We all go to the movies to get swept away into a world of thrills and excitement. Unfortunately, many people don’t realize that some of their favorite cinematic moments might be a little too good to be true. What do these five awe-inspiring movie scenes have in common? They were all 100% faked.
In the unforgettable opening of Raiders, Indy’s attempt to steal a golden idol left him running for his life from a crumbling temple—and one heck of a big boulder. Heart-pounding? Sure. But did it really happen?
Turns out the boulder wasn’t the work of the gods, but was actually a prop made out of fiberglass and wood by film director Steven Spielberg and the special effects studio Industrial Light and Magic. Kind of takes some of the danger out of it, doesn’t it?
Everyone remembers the rain-soaked, upside-down kiss from the original Spider-Man movie—who wouldn’t want a romantic moment like that? Unfortunately, this particular dream date was more dream than date.
Before he was a movie star, Spider-Man was a fictional comic book character created by Steve Ditko and Stan Lee in 1962, with spider-like powers that no real human could ever hope to attain—and that includes hanging upside-down from a web for kissing purposes. Sorry, ladies.
Before “taking care” of some problematic business associates, Jheri-curled hit man Jules Winnfield quotes from the Bible passage Ezekiel 25:17 before striking down with his own great vengeance and furious anger.

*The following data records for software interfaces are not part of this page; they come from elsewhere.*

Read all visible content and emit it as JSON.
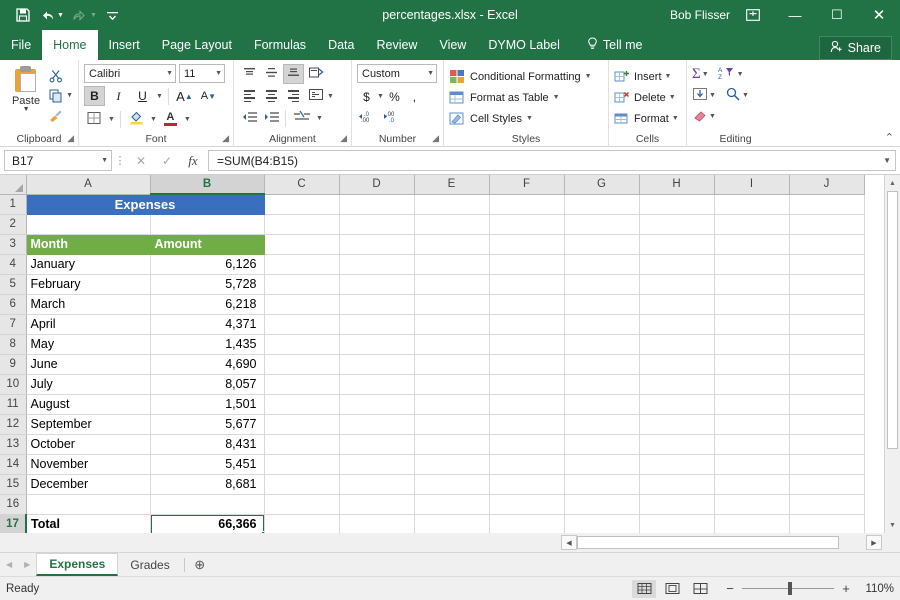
{
  "titlebar": {
    "filename": "percentages.xlsx - Excel",
    "user": "Bob Flisser",
    "qat": {
      "save": "save-icon",
      "undo": "undo-icon",
      "redo": "redo-icon",
      "customize": "customize-qat-icon"
    },
    "ribbon_display_options": "ribbon-display-options-icon",
    "minimize": "—",
    "maximize": "☐",
    "close": "✕"
  },
  "ribbon_tabs": [
    {
      "label": "File",
      "active": false
    },
    {
      "label": "Home",
      "active": true
    },
    {
      "label": "Insert",
      "active": false
    },
    {
      "label": "Page Layout",
      "active": false
    },
    {
      "label": "Formulas",
      "active": false
    },
    {
      "label": "Data",
      "active": false
    },
    {
      "label": "Review",
      "active": false
    },
    {
      "label": "View",
      "active": false
    },
    {
      "label": "DYMO Label",
      "active": false
    }
  ],
  "tellme": {
    "label": "Tell me",
    "icon": "lightbulb-icon"
  },
  "share": {
    "label": "Share",
    "icon": "share-person-icon"
  },
  "ribbon": {
    "clipboard": {
      "label": "Clipboard",
      "paste": "Paste",
      "cut": "scissors-icon",
      "copy": "copy-icon",
      "format_painter": "format-painter-icon"
    },
    "font": {
      "label": "Font",
      "font_name": "Calibri",
      "font_size": "11",
      "bold": "B",
      "italic": "I",
      "underline": "U",
      "grow_font": "A",
      "shrink_font": "A",
      "borders": "borders-icon",
      "fill_color": "fill-color-icon",
      "font_color": "A"
    },
    "alignment": {
      "label": "Alignment",
      "top_align": "top-align-icon",
      "middle_align": "middle-align-icon",
      "bottom_align": "bottom-align-icon",
      "orientation": "orientation-icon",
      "align_left": "align-left-icon",
      "align_center": "align-center-icon",
      "align_right": "align-right-icon",
      "wrap_text": "wrap-text-icon",
      "decrease_indent": "decrease-indent-icon",
      "increase_indent": "increase-indent-icon",
      "merge_center": "merge-center-icon"
    },
    "number": {
      "label": "Number",
      "format": "Custom",
      "accounting": "$",
      "percent": "%",
      "comma": ",",
      "increase_decimal": "increase-decimal-icon",
      "decrease_decimal": "decrease-decimal-icon"
    },
    "styles": {
      "label": "Styles",
      "items": [
        {
          "label": "Conditional Formatting",
          "icon": "conditional-formatting-icon"
        },
        {
          "label": "Format as Table",
          "icon": "format-as-table-icon"
        },
        {
          "label": "Cell Styles",
          "icon": "cell-styles-icon"
        }
      ]
    },
    "cells": {
      "label": "Cells",
      "items": [
        {
          "label": "Insert",
          "icon": "insert-cells-icon"
        },
        {
          "label": "Delete",
          "icon": "delete-cells-icon"
        },
        {
          "label": "Format",
          "icon": "format-cells-icon"
        }
      ]
    },
    "editing": {
      "label": "Editing",
      "autosum": "Σ",
      "fill": "fill-down-icon",
      "clear": "eraser-icon",
      "sort_filter": "sort-filter-icon",
      "find_select": "find-select-icon"
    }
  },
  "formulabar": {
    "namebox": "B17",
    "cancel": "✕",
    "enter": "✓",
    "insert_function": "fx",
    "formula": "=SUM(B4:B15)"
  },
  "grid": {
    "columns": [
      "A",
      "B",
      "C",
      "D",
      "E",
      "F",
      "G",
      "H",
      "I",
      "J"
    ],
    "selected_column": "B",
    "selected_row": 17,
    "selected_cell": "B17",
    "rows": [
      {
        "num": "1",
        "type": "title",
        "a": "Expenses"
      },
      {
        "num": "2",
        "type": "blank",
        "a": "",
        "b": ""
      },
      {
        "num": "3",
        "type": "header",
        "a": "Month",
        "b": "Amount"
      },
      {
        "num": "4",
        "type": "data",
        "a": "January",
        "b": "6,126"
      },
      {
        "num": "5",
        "type": "data",
        "a": "February",
        "b": "5,728"
      },
      {
        "num": "6",
        "type": "data",
        "a": "March",
        "b": "6,218"
      },
      {
        "num": "7",
        "type": "data",
        "a": "April",
        "b": "4,371"
      },
      {
        "num": "8",
        "type": "data",
        "a": "May",
        "b": "1,435"
      },
      {
        "num": "9",
        "type": "data",
        "a": "June",
        "b": "4,690"
      },
      {
        "num": "10",
        "type": "data",
        "a": "July",
        "b": "8,057"
      },
      {
        "num": "11",
        "type": "data",
        "a": "August",
        "b": "1,501"
      },
      {
        "num": "12",
        "type": "data",
        "a": "September",
        "b": "5,677"
      },
      {
        "num": "13",
        "type": "data",
        "a": "October",
        "b": "8,431"
      },
      {
        "num": "14",
        "type": "data",
        "a": "November",
        "b": "5,451"
      },
      {
        "num": "15",
        "type": "data",
        "a": "December",
        "b": "8,681"
      },
      {
        "num": "16",
        "type": "blank",
        "a": "",
        "b": ""
      },
      {
        "num": "17",
        "type": "total",
        "a": "Total",
        "b": "66,366"
      },
      {
        "num": "18",
        "type": "blank",
        "a": "",
        "b": ""
      }
    ]
  },
  "sheettabs": {
    "prev": "◀",
    "next": "▶",
    "tabs": [
      {
        "label": "Expenses",
        "active": true
      },
      {
        "label": "Grades",
        "active": false
      }
    ],
    "add": "⊕"
  },
  "statusbar": {
    "status": "Ready",
    "views": [
      {
        "name": "normal-view",
        "active": true
      },
      {
        "name": "page-layout-view",
        "active": false
      },
      {
        "name": "page-break-view",
        "active": false
      }
    ],
    "zoom_out": "−",
    "zoom_in": "+",
    "zoom_level": "110%"
  },
  "colors": {
    "brand_green": "#217346",
    "title_cell_blue": "#3a6fbf",
    "header_cell_green": "#70ad47",
    "selection_green": "#217346"
  }
}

One of the coolest guys, in one of the coolest movies, giving one of the coolest speeches of all time. Just let us have this one, please?
No can do. You’d be shocked to realize the man we know as Jules Winnfield is actually a prolific actor named Samuel L. Jackson, with literally dozens of film appearances to his name, including many you’ve probably seen:

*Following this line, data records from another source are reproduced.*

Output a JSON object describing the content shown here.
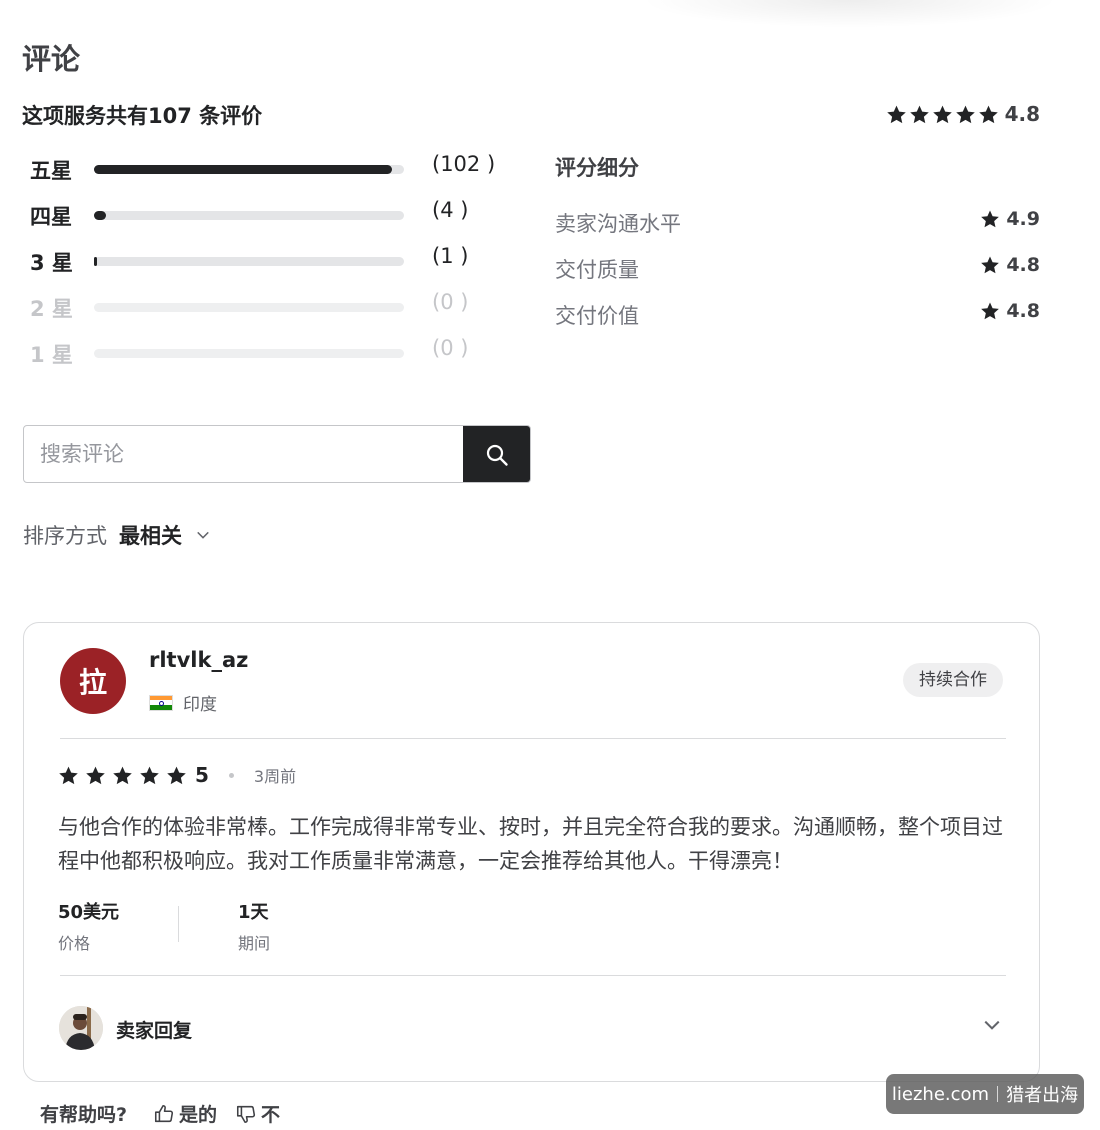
{
  "header": {
    "title": "评论",
    "summary": "这项服务共有107 条评价",
    "overall_rating": "4.8"
  },
  "breakdown": [
    {
      "label": "五星",
      "count_text": "(102 )",
      "count": 102,
      "fraction": 0.96
    },
    {
      "label": "四星",
      "count_text": "(4 )",
      "count": 4,
      "fraction": 0.04
    },
    {
      "label": "3 星",
      "count_text": "(1 )",
      "count": 1,
      "fraction": 0.01
    },
    {
      "label": "2 星",
      "count_text": "(0 )",
      "count": 0,
      "fraction": 0
    },
    {
      "label": "1 星",
      "count_text": "(0 )",
      "count": 0,
      "fraction": 0
    }
  ],
  "rating_breakdown": {
    "title": "评分细分",
    "items": [
      {
        "label": "卖家沟通水平",
        "score": "4.9"
      },
      {
        "label": "交付质量",
        "score": "4.8"
      },
      {
        "label": "交付价值",
        "score": "4.8"
      }
    ]
  },
  "search": {
    "placeholder": "搜索评论",
    "value": ""
  },
  "sort": {
    "label": "排序方式",
    "value": "最相关"
  },
  "review": {
    "avatar_letter": "拉",
    "avatar_color": "#9b2226",
    "username": "rltvlk_az",
    "country": "印度",
    "badge": "持续合作",
    "rating": "5",
    "time": "3周前",
    "text": "与他合作的体验非常棒。工作完成得非常专业、按时，并且完全符合我的要求。沟通顺畅，整个项目过程中他都积极响应。我对工作质量非常满意，一定会推荐给其他人。干得漂亮！",
    "price_value": "50美元",
    "price_label": "价格",
    "duration_value": "1天",
    "duration_label": "期间",
    "seller_reply": "卖家回复"
  },
  "helpful": {
    "label": "有帮助吗?",
    "yes": "是的",
    "no": "不"
  },
  "watermark": {
    "left": "liezhe.com",
    "right": "猎者出海"
  }
}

Hey, who’s that in the background of Jurassic Park? Looks like Samuel L. Jackson to us.
If you don’t blink, you can even catch him in the Star Wars saga:
So if you always thought Jules Winnfield looked a little familiar under those Jheri curls, you’re not going crazy. Oh, and adding insult to injury, he was wearing a wig the whole time!
All of our inner children still cling to the edge of our seats during the climactic scene in the first Toy Story movie where Buzz Lightyear takes flight and brings a whole generation of kids “to infinity and beyond!” Well, sorry to have to do this, but hold onto your childhoods.
One. Hundred. Percent. Animated. And not just this scene—a little digging revealed that, in fact, EVERY scene in Toy Story was actually crafted by computer animators working at a company called Pixar. Not only do Buzz and Woody not exist, they never existed, except on the movie screen and in our hearts. Bummer.
Hoo boy, where to start with this one. The Matrix left an indelible impression on everyone who saw it, especially the jaw-dropping rooftop fight with the sinister Agents where Neo first unlocked his amazing power to dodge bullets. But how much of this legendary fight actually occurred? Well, as it turns out, not much.
Neo wasn’t manipulating reality—just the audience. This totally staged bullet dodge wasn’t even filmed outdoors. A special effects technique known as chroma key, or “green screen,” was used, capable of placing our movie heroes anywhere from the bottom of the ocean, to the depths of outer space, to, in this case, the top of a building. And what about the entire scenario involving the human race being enslaved by sentient machines? You guessed it: FAKE.
We hate to say it, but a pattern is starting to emerge: The cooler the movie, the closer you have to watch. Your new favorite movie might be just another Hollywood hoax.